CSI Helps Stevenson Discover Innovative Solution to Wastewater Dilemma
By Leana Johnson, City of Stevenson & Kari Fagerness, Skamania EDC
In February of 2016 the City of Stevenson began the process of updating its General Sewer Plan and Wastewater Facilities Plan. This update was triggered by an increase in organic waste —Biological Oxygen Demand (BOD) and Total Suspended Solids (TSS). This eventually led to an Administrative Order being issued in June of 2017 by the Department of Ecology with one major message: Increase the capacity of the wastewater treatment plant (WWTP). The price tag for this increased capacity is estimated at $14M. The financial burden we are faced with is crushing for our community of 1,560, with only 436 sewer connections and 25% of our residents at or below the poverty line.
The City created the Stevenson Waste Water Clarifiers Committee to engage the community stakeholders in the process and to rebuild the trust that was lost through the plan update process. The Committee members are a combination of business representatives, high BOD strength dischargers, councilmembers, members of the community, the Port of Skamania and the Skamania County Economic Development Council (EDC). It is the city’s partnership with the EDC that led to the connection with the Economic Development Administration (EDA) and ultimately the Center for Sustainable Infrastructure (CSI) for help on exploring alternative solutions.
The EDC was introduced to CSI and their efforts through a connection made with an EDA representative at a Washington State conference. The EDA representative indicated that they provided CSI a grant to assist communities with their infrastructure challenges. After a meeting between the CSI, Port of Skamania, EDC, and the City, the consensus was to leverage the Department of Ecology grant opportunity for a value planning design charrette for the Stevenson wastewater system upgrades. Our hope was that this process would result in the following outcomes:
Bring the City, residents, local industries and businesses together.
Build buy-in, inclusion and consensus on a way forward.
Right-size the solution and look at the system holistically rather than within the WWTP boundaries.
Ensure long-term permit compliance for the WWTP.Fiscally sustainable solutions for the community.
Planning for the workshop began almost immediately and included gathering together a group of participants that would represent the many stakeholders involved. The list of participants invited included the Waste Water Clarifiers Committee (which included all of the presumed significant industrial users within the current WWTP system), members of the Department of Ecology, representatives from the contracted plant operators, community members, and the EDA. One goal was to get a diverse group of people to look at the challenge from many different angles. Another goal of the value planning exercise was to build trust between the city and community.

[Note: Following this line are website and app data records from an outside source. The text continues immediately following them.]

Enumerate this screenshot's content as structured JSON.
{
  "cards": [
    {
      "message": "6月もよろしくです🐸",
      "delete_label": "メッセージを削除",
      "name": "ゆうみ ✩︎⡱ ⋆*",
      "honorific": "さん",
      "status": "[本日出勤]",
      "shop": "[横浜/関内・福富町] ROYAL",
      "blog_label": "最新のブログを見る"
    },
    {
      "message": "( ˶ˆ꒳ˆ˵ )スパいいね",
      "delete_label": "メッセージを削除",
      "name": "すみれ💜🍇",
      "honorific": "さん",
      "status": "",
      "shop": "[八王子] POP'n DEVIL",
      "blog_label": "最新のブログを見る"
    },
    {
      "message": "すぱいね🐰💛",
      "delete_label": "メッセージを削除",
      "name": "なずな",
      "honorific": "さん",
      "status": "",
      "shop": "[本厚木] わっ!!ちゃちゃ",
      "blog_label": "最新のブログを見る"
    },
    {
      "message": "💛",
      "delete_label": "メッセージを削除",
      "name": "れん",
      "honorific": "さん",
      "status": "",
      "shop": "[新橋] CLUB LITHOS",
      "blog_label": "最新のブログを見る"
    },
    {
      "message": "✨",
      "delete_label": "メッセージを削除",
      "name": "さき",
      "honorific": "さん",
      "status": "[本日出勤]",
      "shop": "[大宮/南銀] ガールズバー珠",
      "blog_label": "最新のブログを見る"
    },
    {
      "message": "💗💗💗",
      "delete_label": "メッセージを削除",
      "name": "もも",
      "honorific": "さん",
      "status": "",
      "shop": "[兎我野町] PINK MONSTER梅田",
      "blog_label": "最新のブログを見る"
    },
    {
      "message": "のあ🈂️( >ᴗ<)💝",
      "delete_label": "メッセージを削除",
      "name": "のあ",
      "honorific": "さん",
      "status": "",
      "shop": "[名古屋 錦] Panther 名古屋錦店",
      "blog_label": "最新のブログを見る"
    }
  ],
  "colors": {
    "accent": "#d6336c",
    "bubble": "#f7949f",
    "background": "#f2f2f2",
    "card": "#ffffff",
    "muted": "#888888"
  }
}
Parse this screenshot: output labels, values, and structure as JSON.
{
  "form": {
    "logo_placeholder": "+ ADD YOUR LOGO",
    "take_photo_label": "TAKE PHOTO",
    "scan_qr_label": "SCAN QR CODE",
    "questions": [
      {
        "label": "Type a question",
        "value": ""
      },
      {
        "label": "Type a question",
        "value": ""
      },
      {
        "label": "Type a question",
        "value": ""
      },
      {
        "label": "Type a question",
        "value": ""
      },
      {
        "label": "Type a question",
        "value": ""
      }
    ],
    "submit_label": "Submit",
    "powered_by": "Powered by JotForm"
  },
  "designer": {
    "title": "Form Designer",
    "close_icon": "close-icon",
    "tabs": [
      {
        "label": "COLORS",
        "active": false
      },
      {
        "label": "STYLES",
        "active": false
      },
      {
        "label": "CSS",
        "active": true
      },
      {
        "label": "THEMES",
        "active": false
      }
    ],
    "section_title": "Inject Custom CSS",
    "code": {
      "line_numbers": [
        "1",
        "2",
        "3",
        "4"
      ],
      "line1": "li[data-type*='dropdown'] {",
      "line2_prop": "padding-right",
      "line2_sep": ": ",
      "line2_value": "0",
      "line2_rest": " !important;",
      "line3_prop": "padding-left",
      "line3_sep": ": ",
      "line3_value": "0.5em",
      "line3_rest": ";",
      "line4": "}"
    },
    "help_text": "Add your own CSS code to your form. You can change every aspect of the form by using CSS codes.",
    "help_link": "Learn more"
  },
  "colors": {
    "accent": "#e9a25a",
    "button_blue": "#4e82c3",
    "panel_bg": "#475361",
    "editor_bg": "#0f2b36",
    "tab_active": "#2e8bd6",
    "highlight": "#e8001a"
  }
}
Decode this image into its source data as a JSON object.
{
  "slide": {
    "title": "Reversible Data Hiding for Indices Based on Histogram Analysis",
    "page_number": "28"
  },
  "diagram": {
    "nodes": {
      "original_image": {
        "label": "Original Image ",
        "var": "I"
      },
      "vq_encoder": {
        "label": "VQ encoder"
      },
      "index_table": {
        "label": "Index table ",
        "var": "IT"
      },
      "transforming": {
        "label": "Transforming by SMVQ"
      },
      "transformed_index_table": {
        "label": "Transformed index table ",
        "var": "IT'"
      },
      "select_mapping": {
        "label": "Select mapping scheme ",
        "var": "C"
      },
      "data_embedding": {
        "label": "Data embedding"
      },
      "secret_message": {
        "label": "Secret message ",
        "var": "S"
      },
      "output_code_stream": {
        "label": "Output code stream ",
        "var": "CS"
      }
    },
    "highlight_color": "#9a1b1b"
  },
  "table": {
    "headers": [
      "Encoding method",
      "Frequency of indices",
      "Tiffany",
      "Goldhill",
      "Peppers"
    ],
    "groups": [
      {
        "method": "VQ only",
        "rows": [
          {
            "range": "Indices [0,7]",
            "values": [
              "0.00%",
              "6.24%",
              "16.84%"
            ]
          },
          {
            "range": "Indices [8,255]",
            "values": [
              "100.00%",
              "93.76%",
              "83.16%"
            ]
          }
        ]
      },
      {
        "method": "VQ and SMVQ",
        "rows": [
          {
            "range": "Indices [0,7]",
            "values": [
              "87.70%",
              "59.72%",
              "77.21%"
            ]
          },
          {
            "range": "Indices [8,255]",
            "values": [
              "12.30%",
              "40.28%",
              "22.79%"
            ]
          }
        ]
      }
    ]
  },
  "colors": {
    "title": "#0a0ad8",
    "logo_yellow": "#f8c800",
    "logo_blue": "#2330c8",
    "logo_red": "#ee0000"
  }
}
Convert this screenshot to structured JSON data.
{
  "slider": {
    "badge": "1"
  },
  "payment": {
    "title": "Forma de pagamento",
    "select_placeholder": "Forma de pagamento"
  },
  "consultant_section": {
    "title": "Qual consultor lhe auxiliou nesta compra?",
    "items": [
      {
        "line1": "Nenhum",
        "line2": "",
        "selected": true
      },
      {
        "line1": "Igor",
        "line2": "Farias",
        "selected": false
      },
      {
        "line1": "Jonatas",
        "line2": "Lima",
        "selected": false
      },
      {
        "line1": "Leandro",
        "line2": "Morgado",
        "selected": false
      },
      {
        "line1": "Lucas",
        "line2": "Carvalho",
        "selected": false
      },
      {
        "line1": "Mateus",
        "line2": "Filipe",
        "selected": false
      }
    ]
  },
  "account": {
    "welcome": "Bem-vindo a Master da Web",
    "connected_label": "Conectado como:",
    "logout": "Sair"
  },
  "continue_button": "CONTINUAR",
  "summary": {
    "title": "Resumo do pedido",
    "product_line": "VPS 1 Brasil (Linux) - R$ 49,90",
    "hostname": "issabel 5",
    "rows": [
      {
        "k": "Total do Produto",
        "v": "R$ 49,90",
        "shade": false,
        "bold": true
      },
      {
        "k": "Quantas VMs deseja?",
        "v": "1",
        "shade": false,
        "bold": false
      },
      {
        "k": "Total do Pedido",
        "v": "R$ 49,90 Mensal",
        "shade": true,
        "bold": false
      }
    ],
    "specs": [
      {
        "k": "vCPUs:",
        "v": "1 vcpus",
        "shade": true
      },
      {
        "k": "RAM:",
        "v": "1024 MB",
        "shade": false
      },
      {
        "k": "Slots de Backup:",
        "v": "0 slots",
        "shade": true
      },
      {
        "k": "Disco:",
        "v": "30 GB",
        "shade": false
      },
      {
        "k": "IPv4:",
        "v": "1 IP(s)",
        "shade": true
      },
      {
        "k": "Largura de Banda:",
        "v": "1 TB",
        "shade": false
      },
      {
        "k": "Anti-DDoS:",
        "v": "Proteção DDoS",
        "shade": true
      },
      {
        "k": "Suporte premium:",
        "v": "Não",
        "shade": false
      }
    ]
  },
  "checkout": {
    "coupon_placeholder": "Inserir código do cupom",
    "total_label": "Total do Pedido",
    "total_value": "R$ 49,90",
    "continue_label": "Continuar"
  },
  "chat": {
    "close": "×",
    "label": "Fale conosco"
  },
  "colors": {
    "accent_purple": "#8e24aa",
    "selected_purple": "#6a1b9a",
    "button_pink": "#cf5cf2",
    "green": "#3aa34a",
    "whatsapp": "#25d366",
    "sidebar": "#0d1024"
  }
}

Prior to the value planning workshop the various community stakeholders and the CSI team toured the treatment plant as well as several other businesses that contribute significant loads based on their commercial and industrial uses. The tours were followed by a social hour at Skamania Lodge which gave everyone an opportunity to meet the team.
The workshop began with an overview of the goals and objectives along with a discussion about value planning and setting expectations for the participants. The rest of the morning was spent “Priming the Pump” through the creation of an Idea box that housed multiple brainstorming lists that included 1) Resources Inside/Outside, 2) New Building Blocks, 3) Constraints (real or perceived), and 4) Levers for Change. The group was able to identify some key themes and develop propelling questions that ultimately lead to creating success criteria for the project. During lunch, the CSI team, aided by the EDC and City staff, was able to group the entire list of propelling questions into 5 main categories and the afternoon was dedicated to creating a thoughtful collection of potential solutions. This culminated in a series of really interesting pitch presentations by each group outlining the possible solutions that met the success criteria.
Ultimately, this value planning workshop received a wildly positive response from everyone involved for many reasons, but the main ones were: 1) it allowed the city and the community to work together to find possible solutions, 2) it created a real sense of empowerment within the community about the project, and 3) it generated real, practical solutions for the community and city to move forward with. Read the full value planning report!